Kenny Dalglish did not name names. It was unusual enough for the Liverpool manager to publicly criticise his players without identifying the targets of his ire.
And yet if he spared the culprits some embarrassment with his policy of collective responsibility, it was also, even if inadvertently, an act of self-preservation.
In Liverpool's 3-1 defeat at Bolton Wanderers, as in their season as a whole, the principal disappointments were his signings.
While the back four endured a rare off day, they were afforded little protection. It was a reflection of Charlie Adam's inadequacy at tracking Bolton's midfield runners that Liverpool missed both Lucas Leiva and the willing but essentially limited Jay Spearing.
Meanwhile, Jordan Henderson, - neither a right winger nor a defensive midfielder, nor a particularly attacking one - flits from position to position without making a major impact. In the forward line, Andy Carroll got a rare assist, but the most significant statistic of the £35 million (Dh199.7m) man's year at Anfield is his meagre return of six goals in 34 games.
It reflects, too, on the man who was supposed to be the striker's supplier in chief. Yet a day after Dalglish strangely proclaimed that Stewart Downing was an even better player than he realised when he paid £20m for him, the winger was dropped.
The combined cost of the quartet is £83m. While Dalglish accused his side of betraying the club's traditions, the same allegation can be levelled at him: not in his lack of respect for Liverpool or their opponents, but in his choice of players.
The four pale by comparison with their exalted predecessors. More to the point, they fail modern-day tests: would any get in one, let alone all, of the top five teams in England? The answer, in all probability, is no.
So far, they have been given leeway by the supporters, not because of performances, but because they were bought by Liverpool's greatest player.
A contrast can be drawn with the vitriolic treatment granted to Paul Konchesky and Christian Poulsen last season. Both fell woefully short of being Liverpool players but, in mitigation, they were comparatively cheap. Their crimes, however, were an indelible association with the hated Roy Hodgson, not the beloved Dalglish.
Liverpool's outstanding individual at Bolton doubles up as an indictment of the expensive additions. Signed as a squad player, the fired-up, feisty Craig Bellamy is indispensable now; Liverpool as reliant on him, Luis Suarez and Steven Gerrard now as they were on the captain and Fernando Torres in the past. And that was an era of greater austerity, not one when the owners, Fenway Sports Group, have pumped money into the club.
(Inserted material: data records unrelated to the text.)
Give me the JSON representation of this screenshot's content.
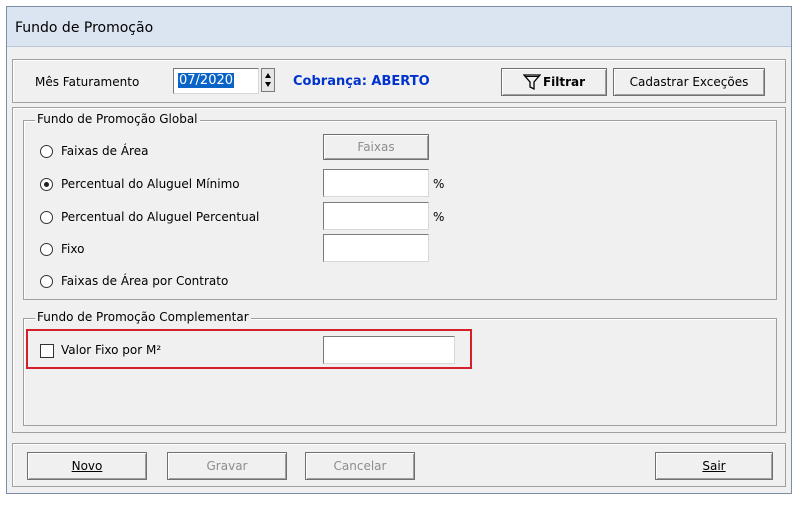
{
  "window": {
    "title": "Fundo de Promoção"
  },
  "header": {
    "mes_label": "Mês Faturamento",
    "mes_value": "07/2020",
    "cobranca_label": "Cobrança: ABERTO",
    "filtrar_label": "Filtrar",
    "cadastrar_label": "Cadastrar Exceções"
  },
  "global": {
    "legend": "Fundo de Promoção Global",
    "options": [
      {
        "label": "Faixas de Área",
        "selected": false
      },
      {
        "label": "Percentual do Aluguel Mínimo",
        "selected": true
      },
      {
        "label": "Percentual do Aluguel Percentual",
        "selected": false
      },
      {
        "label": "Fixo",
        "selected": false
      },
      {
        "label": "Faixas de Área por Contrato",
        "selected": false
      }
    ],
    "faixas_button": "Faixas",
    "percent_symbol": "%",
    "minimo_value": "",
    "percentual_value": "",
    "fixo_value": ""
  },
  "complementar": {
    "legend": "Fundo de Promoção Complementar",
    "checkbox_label": "Valor Fixo por M²",
    "checked": false,
    "value": ""
  },
  "footer": {
    "novo": "Novo",
    "gravar": "Gravar",
    "cancelar": "Cancelar",
    "sair": "Sair"
  },
  "colors": {
    "accent": "#0033cc",
    "highlight": "#d4202a",
    "selection": "#0a64c8"
  }
}
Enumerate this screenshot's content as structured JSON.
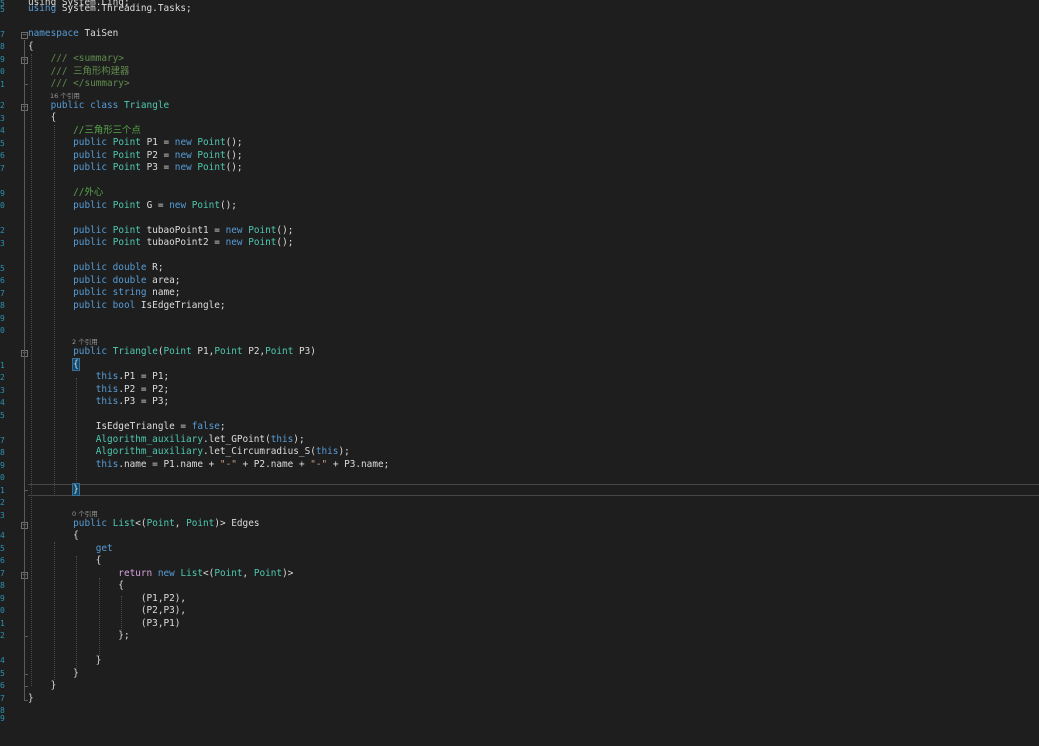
{
  "editor": {
    "colors": {
      "background": "#1e1e1e",
      "keyword": "#569cd6",
      "control_keyword": "#d8a0df",
      "type": "#4ec9b0",
      "comment": "#57a64a",
      "string": "#d69d85",
      "line_number": "#2b91af"
    },
    "gutter_digits": [
      "5",
      "5",
      "",
      "7",
      "8",
      "9",
      "0",
      "1",
      "2",
      "3",
      "4",
      "5",
      "6",
      "7",
      "",
      "9",
      "0",
      "",
      "2",
      "3",
      "",
      "5",
      "6",
      "7",
      "8",
      "9",
      "0",
      "",
      "1",
      "2",
      "3",
      "4",
      "5",
      "",
      "7",
      "8",
      "9",
      "0",
      "1",
      "2",
      "3",
      "",
      "4",
      "5",
      "6",
      "7",
      "8",
      "9",
      "0",
      "1",
      "2",
      "",
      "4",
      "5",
      "6",
      "7",
      "8",
      "9"
    ],
    "code_lens": {
      "triangle_refs": "16 个引用",
      "ctor_refs": "2 个引用",
      "edges_refs": "0 个引用"
    },
    "lines": [
      [
        [
          "pl",
          "using System.Linq;"
        ]
      ],
      [
        [
          "kw",
          "using"
        ],
        [
          "pl",
          " System.Threading.Tasks;"
        ]
      ],
      [],
      [
        [
          "kw",
          "namespace"
        ],
        [
          "pl",
          " TaiSen"
        ]
      ],
      [
        [
          "pl",
          "{"
        ]
      ],
      [
        [
          "doc",
          "    /// <summary>"
        ]
      ],
      [
        [
          "doc",
          "    /// 三角形构建器"
        ]
      ],
      [
        [
          "doc",
          "    /// </summary>"
        ]
      ],
      [
        [
          "kw",
          "    public class"
        ],
        [
          "pl",
          " "
        ],
        [
          "ty",
          "Triangle"
        ]
      ],
      [
        [
          "pl",
          "    {"
        ]
      ],
      [
        [
          "cm",
          "        //三角形三个点"
        ]
      ],
      [
        [
          "kw",
          "        public"
        ],
        [
          "pl",
          " "
        ],
        [
          "ty",
          "Point"
        ],
        [
          "pl",
          " P1 = "
        ],
        [
          "kw",
          "new"
        ],
        [
          "pl",
          " "
        ],
        [
          "ty",
          "Point"
        ],
        [
          "pl",
          "();"
        ]
      ],
      [
        [
          "kw",
          "        public"
        ],
        [
          "pl",
          " "
        ],
        [
          "ty",
          "Point"
        ],
        [
          "pl",
          " P2 = "
        ],
        [
          "kw",
          "new"
        ],
        [
          "pl",
          " "
        ],
        [
          "ty",
          "Point"
        ],
        [
          "pl",
          "();"
        ]
      ],
      [
        [
          "kw",
          "        public"
        ],
        [
          "pl",
          " "
        ],
        [
          "ty",
          "Point"
        ],
        [
          "pl",
          " P3 = "
        ],
        [
          "kw",
          "new"
        ],
        [
          "pl",
          " "
        ],
        [
          "ty",
          "Point"
        ],
        [
          "pl",
          "();"
        ]
      ],
      [],
      [
        [
          "cm",
          "        //外心"
        ]
      ],
      [
        [
          "kw",
          "        public"
        ],
        [
          "pl",
          " "
        ],
        [
          "ty",
          "Point"
        ],
        [
          "pl",
          " G = "
        ],
        [
          "kw",
          "new"
        ],
        [
          "pl",
          " "
        ],
        [
          "ty",
          "Point"
        ],
        [
          "pl",
          "();"
        ]
      ],
      [],
      [
        [
          "kw",
          "        public"
        ],
        [
          "pl",
          " "
        ],
        [
          "ty",
          "Point"
        ],
        [
          "pl",
          " tubaoPoint1 = "
        ],
        [
          "kw",
          "new"
        ],
        [
          "pl",
          " "
        ],
        [
          "ty",
          "Point"
        ],
        [
          "pl",
          "();"
        ]
      ],
      [
        [
          "kw",
          "        public"
        ],
        [
          "pl",
          " "
        ],
        [
          "ty",
          "Point"
        ],
        [
          "pl",
          " tubaoPoint2 = "
        ],
        [
          "kw",
          "new"
        ],
        [
          "pl",
          " "
        ],
        [
          "ty",
          "Point"
        ],
        [
          "pl",
          "();"
        ]
      ],
      [],
      [
        [
          "kw",
          "        public double"
        ],
        [
          "pl",
          " R;"
        ]
      ],
      [
        [
          "kw",
          "        public double"
        ],
        [
          "pl",
          " area;"
        ]
      ],
      [
        [
          "kw",
          "        public string"
        ],
        [
          "pl",
          " name;"
        ]
      ],
      [
        [
          "kw",
          "        public bool"
        ],
        [
          "pl",
          " IsEdgeTriangle;"
        ]
      ],
      [],
      [],
      [
        [
          "kw",
          "        public"
        ],
        [
          "pl",
          " "
        ],
        [
          "ty",
          "Triangle"
        ],
        [
          "pl",
          "("
        ],
        [
          "ty",
          "Point"
        ],
        [
          "pl",
          " P1,"
        ],
        [
          "ty",
          "Point"
        ],
        [
          "pl",
          " P2,"
        ],
        [
          "ty",
          "Point"
        ],
        [
          "pl",
          " P3)"
        ]
      ],
      [
        [
          "pl",
          "        {"
        ]
      ],
      [
        [
          "kw",
          "            this"
        ],
        [
          "pl",
          ".P1 = P1;"
        ]
      ],
      [
        [
          "kw",
          "            this"
        ],
        [
          "pl",
          ".P2 = P2;"
        ]
      ],
      [
        [
          "kw",
          "            this"
        ],
        [
          "pl",
          ".P3 = P3;"
        ]
      ],
      [],
      [
        [
          "pl",
          "            IsEdgeTriangle = "
        ],
        [
          "kw",
          "false"
        ],
        [
          "pl",
          ";"
        ]
      ],
      [
        [
          "ty",
          "            Algorithm_auxiliary"
        ],
        [
          "pl",
          ".let_GPoint("
        ],
        [
          "kw",
          "this"
        ],
        [
          "pl",
          ");"
        ]
      ],
      [
        [
          "ty",
          "            Algorithm_auxiliary"
        ],
        [
          "pl",
          ".let_Circumradius_S("
        ],
        [
          "kw",
          "this"
        ],
        [
          "pl",
          ");"
        ]
      ],
      [
        [
          "kw",
          "            this"
        ],
        [
          "pl",
          ".name = P1.name + "
        ],
        [
          "str",
          "\"-\""
        ],
        [
          "pl",
          " + P2.name + "
        ],
        [
          "str",
          "\"-\""
        ],
        [
          "pl",
          " + P3.name;"
        ]
      ],
      [],
      [
        [
          "pl",
          "        }"
        ]
      ],
      [],
      [],
      [
        [
          "kw",
          "        public"
        ],
        [
          "pl",
          " "
        ],
        [
          "ty",
          "List"
        ],
        [
          "pl",
          "<("
        ],
        [
          "ty",
          "Point"
        ],
        [
          "pl",
          ", "
        ],
        [
          "ty",
          "Point"
        ],
        [
          "pl",
          ")> Edges"
        ]
      ],
      [
        [
          "pl",
          "        {"
        ]
      ],
      [
        [
          "kw",
          "            get"
        ]
      ],
      [
        [
          "pl",
          "            {"
        ]
      ],
      [
        [
          "ctl",
          "                return"
        ],
        [
          "pl",
          " "
        ],
        [
          "kw",
          "new"
        ],
        [
          "pl",
          " "
        ],
        [
          "ty",
          "List"
        ],
        [
          "pl",
          "<("
        ],
        [
          "ty",
          "Point"
        ],
        [
          "pl",
          ", "
        ],
        [
          "ty",
          "Point"
        ],
        [
          "pl",
          ")>"
        ]
      ],
      [
        [
          "pl",
          "                {"
        ]
      ],
      [
        [
          "pl",
          "                    (P1,P2),"
        ]
      ],
      [
        [
          "pl",
          "                    (P2,P3),"
        ]
      ],
      [
        [
          "pl",
          "                    (P3,P1)"
        ]
      ],
      [
        [
          "pl",
          "                };"
        ]
      ],
      [],
      [
        [
          "pl",
          "            }"
        ]
      ],
      [
        [
          "pl",
          "        }"
        ]
      ],
      [
        [
          "pl",
          "    }"
        ]
      ],
      [
        [
          "pl",
          "}"
        ]
      ],
      []
    ]
  }
}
As it is, Bellamy and the left-back Jose Enrique are the sole successes from the summer spending. Combined with the mishandling of the Suarez affair, it raises questions about Dalglish's judgement, both on and off the pitch.
The 60 year old has an instinctive preference for players he knows and his policy of buying British helped Blackburn Rovers win the title in 1995. But times have changed: a decade out of management preceded his return to Anfield. Liverpool's dealings hint at lack of knowledge of, or trust in, the foreign markets. Apart from the Uruguayans Suarez and Sebastian Coates and the reserve goalkeeper Alexander Doni, he has not signed from abroad.
None of which would matter if the domestic additions were securing the desired return to the Champions League. Instead, Liverpool are closer to eighth-placed Stoke City than the top four. They have their lowest tally of league goals at this stage of a season for 40 years, despite the focus on forwards and midfielders in the dearest rebuilding job in the club's 120-year history.
Hard-luck stories and tales of goalkeeping heroics have provided a distraction, but they have not been a factor in the stalemate against Stoke or the loss at Bolton. In any case, possessing the worst chance conversion rate in the Premier League - a mere eight per cent - should suggest it is not mere misfortune that keeps the ball out of the net.
Given Liverpool's struggles to overcome less-fancied teams, a demanding fixture list may offer a perverse form of respite. Four of their next five games are against the top three teams; it is in such clashes where Dalglish has often prospered, producing tactical triumphs based on solid defending. Keep another clean sheet against Manchester City tomorrow and they will be in the Carling Cup final. A first trophy in six years could camouflage poor league form; to some, it would render the season a qualified success.
Yet football's dynamics have changed. Financially, the Champions League is the be all and end all for the top clubs and it is unlikely Liverpool will be participating in it next season. As owner John W Henry and chairman Tom Werner take up their seats in the Anfield directors' box tomorrow night, they have much to ponder. The Americans have already endured a season of expensive underachievement with the Boston Red Sox. Now they may be contemplating another at Liverpool, and quite what that means.
Not least for Dalglish.